Aim of the exercise: Every line of the material is to be given again exactly.

-------- Available data

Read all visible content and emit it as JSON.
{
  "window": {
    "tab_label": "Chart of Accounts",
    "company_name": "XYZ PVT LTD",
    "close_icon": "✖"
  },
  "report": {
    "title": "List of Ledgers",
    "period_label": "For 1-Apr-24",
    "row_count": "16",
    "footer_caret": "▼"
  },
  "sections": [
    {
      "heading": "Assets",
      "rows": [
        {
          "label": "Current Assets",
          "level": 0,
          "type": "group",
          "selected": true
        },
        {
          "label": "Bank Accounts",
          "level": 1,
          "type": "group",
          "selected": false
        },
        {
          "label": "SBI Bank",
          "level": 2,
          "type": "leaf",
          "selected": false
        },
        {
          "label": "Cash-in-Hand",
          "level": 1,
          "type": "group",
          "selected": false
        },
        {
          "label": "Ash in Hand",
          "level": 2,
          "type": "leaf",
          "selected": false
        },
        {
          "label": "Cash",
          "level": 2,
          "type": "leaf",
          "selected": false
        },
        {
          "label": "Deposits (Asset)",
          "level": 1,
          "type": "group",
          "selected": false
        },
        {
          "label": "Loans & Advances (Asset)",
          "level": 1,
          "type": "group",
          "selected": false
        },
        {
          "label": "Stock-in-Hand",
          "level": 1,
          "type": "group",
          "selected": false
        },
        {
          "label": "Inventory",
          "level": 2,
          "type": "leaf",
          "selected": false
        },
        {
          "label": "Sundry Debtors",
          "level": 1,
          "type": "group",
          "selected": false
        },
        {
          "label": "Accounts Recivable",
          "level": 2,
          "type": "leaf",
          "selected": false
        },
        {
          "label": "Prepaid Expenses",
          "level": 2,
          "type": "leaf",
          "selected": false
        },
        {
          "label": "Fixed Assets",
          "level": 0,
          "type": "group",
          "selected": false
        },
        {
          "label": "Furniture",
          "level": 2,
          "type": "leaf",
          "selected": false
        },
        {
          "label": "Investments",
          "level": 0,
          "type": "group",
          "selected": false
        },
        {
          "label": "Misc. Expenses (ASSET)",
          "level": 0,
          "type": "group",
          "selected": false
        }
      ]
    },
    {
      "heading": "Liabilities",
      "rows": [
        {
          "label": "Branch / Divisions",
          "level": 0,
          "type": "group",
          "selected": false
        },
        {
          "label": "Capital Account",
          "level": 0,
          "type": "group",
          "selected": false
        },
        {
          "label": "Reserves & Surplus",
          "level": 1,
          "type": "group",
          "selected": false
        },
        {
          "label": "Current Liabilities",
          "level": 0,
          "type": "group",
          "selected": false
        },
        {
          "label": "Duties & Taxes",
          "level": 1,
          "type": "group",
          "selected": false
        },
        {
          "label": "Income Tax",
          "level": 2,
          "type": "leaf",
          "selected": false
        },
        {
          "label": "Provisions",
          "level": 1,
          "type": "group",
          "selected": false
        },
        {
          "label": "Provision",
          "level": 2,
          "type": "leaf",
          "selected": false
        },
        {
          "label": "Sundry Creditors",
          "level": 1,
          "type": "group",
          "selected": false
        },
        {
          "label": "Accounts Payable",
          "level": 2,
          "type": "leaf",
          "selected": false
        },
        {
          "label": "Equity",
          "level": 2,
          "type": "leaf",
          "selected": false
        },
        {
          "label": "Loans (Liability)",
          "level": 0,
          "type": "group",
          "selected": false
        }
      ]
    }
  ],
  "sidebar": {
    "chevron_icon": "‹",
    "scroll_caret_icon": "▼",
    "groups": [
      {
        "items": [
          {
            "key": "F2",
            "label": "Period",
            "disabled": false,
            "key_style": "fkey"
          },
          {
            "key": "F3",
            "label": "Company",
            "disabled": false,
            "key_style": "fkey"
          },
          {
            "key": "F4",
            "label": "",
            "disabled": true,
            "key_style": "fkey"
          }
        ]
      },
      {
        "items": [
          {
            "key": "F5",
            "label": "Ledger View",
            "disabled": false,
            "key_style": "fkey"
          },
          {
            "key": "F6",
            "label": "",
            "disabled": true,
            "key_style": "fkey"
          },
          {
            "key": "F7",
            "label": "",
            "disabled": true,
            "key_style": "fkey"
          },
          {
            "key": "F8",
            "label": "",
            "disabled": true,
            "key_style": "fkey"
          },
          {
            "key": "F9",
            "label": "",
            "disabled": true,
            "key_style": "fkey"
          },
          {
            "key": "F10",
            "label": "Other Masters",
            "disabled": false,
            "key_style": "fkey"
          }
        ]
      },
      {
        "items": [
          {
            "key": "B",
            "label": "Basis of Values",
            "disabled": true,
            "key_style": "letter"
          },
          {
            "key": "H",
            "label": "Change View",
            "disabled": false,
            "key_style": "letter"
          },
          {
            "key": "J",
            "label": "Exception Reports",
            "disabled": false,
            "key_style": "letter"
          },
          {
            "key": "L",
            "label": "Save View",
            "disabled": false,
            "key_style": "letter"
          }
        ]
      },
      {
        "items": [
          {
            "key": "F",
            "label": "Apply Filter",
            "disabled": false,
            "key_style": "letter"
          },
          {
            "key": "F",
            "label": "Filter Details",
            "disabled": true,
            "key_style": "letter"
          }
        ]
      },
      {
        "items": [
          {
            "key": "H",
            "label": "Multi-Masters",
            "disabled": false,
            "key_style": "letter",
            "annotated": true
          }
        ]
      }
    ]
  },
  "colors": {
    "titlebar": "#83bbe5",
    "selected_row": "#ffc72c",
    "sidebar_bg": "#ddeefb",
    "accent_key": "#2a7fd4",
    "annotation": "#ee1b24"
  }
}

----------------

Written response:
Read all visible content and emit it as JSON.
{
  "window": {
    "tab_label": "Chart of Accounts",
    "company_name": "XYZ PVT LTD",
    "close_icon": "✖"
  },
  "report": {
    "title": "List of Ledgers",
    "period_label": "For 1-Apr-24",
    "row_count": "16",
    "footer_caret": "▼"
  },
  "sections": [
    {
      "heading": "Assets",
      "rows": [
        {
          "label": "Current Assets",
          "level": 0,
          "type": "group",
          "selected": true
        },
        {
          "label": "Bank Accounts",
          "level": 1,
          "type": "group",
          "selected": false
        },
        {
          "label": "SBI Bank",
          "level": 2,
          "type": "leaf",
          "selected": false
        },
        {
          "label": "Cash-in-Hand",
          "level": 1,
          "type": "group",
          "selected": false
        },
        {
          "label": "Ash in Hand",
          "level": 2,
          "type": "leaf",
          "selected": false
        },
        {
          "label": "Cash",
          "level": 2,
          "type": "leaf",
          "selected": false
        },
        {
          "label": "Deposits (Asset)",
          "level": 1,
          "type": "group",
          "selected": false
        },
        {
          "label": "Loans & Advances (Asset)",
          "level": 1,
          "type": "group",
          "selected": false
        },
        {
          "label": "Stock-in-Hand",
          "level": 1,
          "type": "group",
          "selected": false
        },
        {
          "label": "Inventory",
          "level": 2,
          "type": "leaf",
          "selected": false
        },
        {
          "label": "Sundry Debtors",
          "level": 1,
          "type": "group",
          "selected": false
        },
        {
          "label": "Accounts Recivable",
          "level": 2,
          "type": "leaf",
          "selected": false
        },
        {
          "label": "Prepaid Expenses",
          "level": 2,
          "type": "leaf",
          "selected": false
        },
        {
          "label": "Fixed Assets",
          "level": 0,
          "type": "group",
          "selected": false
        },
        {
          "label": "Furniture",
          "level": 2,
          "type": "leaf",
          "selected": false
        },
        {
          "label": "Investments",
          "level": 0,
          "type": "group",
          "selected": false
        },
        {
          "label": "Misc. Expenses (ASSET)",
          "level": 0,
          "type": "group",
          "selected": false
        }
      ]
    },
    {
      "heading": "Liabilities",
      "rows": [
        {
          "label": "Branch / Divisions",
          "level": 0,
          "type": "group",
          "selected": false
        },
        {
          "label": "Capital Account",
          "level": 0,
          "type": "group",
          "selected": false
        },
        {
          "label": "Reserves & Surplus",
          "level": 1,
          "type": "group",
          "selected": false
        },
        {
          "label": "Current Liabilities",
          "level": 0,
          "type": "group",
          "selected": false
        },
        {
          "label": "Duties & Taxes",
          "level": 1,
          "type": "group",
          "selected": false
        },
        {
          "label": "Income Tax",
          "level": 2,
          "type": "leaf",
          "selected": false
        },
        {
          "label": "Provisions",
          "level": 1,
          "type": "group",
          "selected": false
        },
        {
          "label": "Provision",
          "level": 2,
          "type": "leaf",
          "selected": false
        },
        {
          "label": "Sundry Creditors",
          "level": 1,
          "type": "group",
          "selected": false
        },
        {
          "label": "Accounts Payable",
          "level": 2,
          "type": "leaf",
          "selected": false
        },
        {
          "label": "Equity",
          "level": 2,
          "type": "leaf",
          "selected": false
        },
        {
          "label": "Loans (Liability)",
          "level": 0,
          "type": "group",
          "selected": false
        }
      ]
    }
  ],
  "sidebar": {
    "chevron_icon": "‹",
    "scroll_caret_icon": "▼",
    "groups": [
      {
        "items": [
          {
            "key": "F2",
            "label": "Period",
            "disabled": false,
            "key_style": "fkey"
          },
          {
            "key": "F3",
            "label": "Company",
            "disabled": false,
            "key_style": "fkey"
          },
          {
            "key": "F4",
            "label": "",
            "disabled": true,
            "key_style": "fkey"
          }
        ]
      },
      {
        "items": [
          {
            "key": "F5",
            "label": "Ledger View",
            "disabled": false,
            "key_style": "fkey"
          },
          {
            "key": "F6",
            "label": "",
            "disabled": true,
            "key_style": "fkey"
          },
          {
            "key": "F7",
            "label": "",
            "disabled": true,
            "key_style": "fkey"
          },
          {
            "key": "F8",
            "label": "",
            "disabled": true,
            "key_style": "fkey"
          },
          {
            "key": "F9",
            "label": "",
            "disabled": true,
            "key_style": "fkey"
          },
          {
            "key": "F10",
            "label": "Other Masters",
            "disabled": false,
            "key_style": "fkey"
          }
        ]
      },
      {
        "items": [
          {
            "key": "B",
            "label": "Basis of Values",
            "disabled": true,
            "key_style": "letter"
          },
          {
            "key": "H",
            "label": "Change View",
            "disabled": false,
            "key_style": "letter"
          },
          {
            "key": "J",
            "label": "Exception Reports",
            "disabled": false,
            "key_style": "letter"
          },
          {
            "key": "L",
            "label": "Save View",
            "disabled": false,
            "key_style": "letter"
          }
        ]
      },
      {
        "items": [
          {
            "key": "F",
            "label": "Apply Filter",
            "disabled": false,
            "key_style": "letter"
          },
          {
            "key": "F",
            "label": "Filter Details",
            "disabled": true,
            "key_style": "letter"
          }
        ]
      },
      {
        "items": [
          {
            "key": "H",
            "label": "Multi-Masters",
            "disabled": false,
            "key_style": "letter",
            "annotated": true
          }
        ]
      }
    ]
  },
  "colors": {
    "titlebar": "#83bbe5",
    "selected_row": "#ffc72c",
    "sidebar_bg": "#ddeefb",
    "accent_key": "#2a7fd4",
    "annotation": "#ee1b24"
  }
}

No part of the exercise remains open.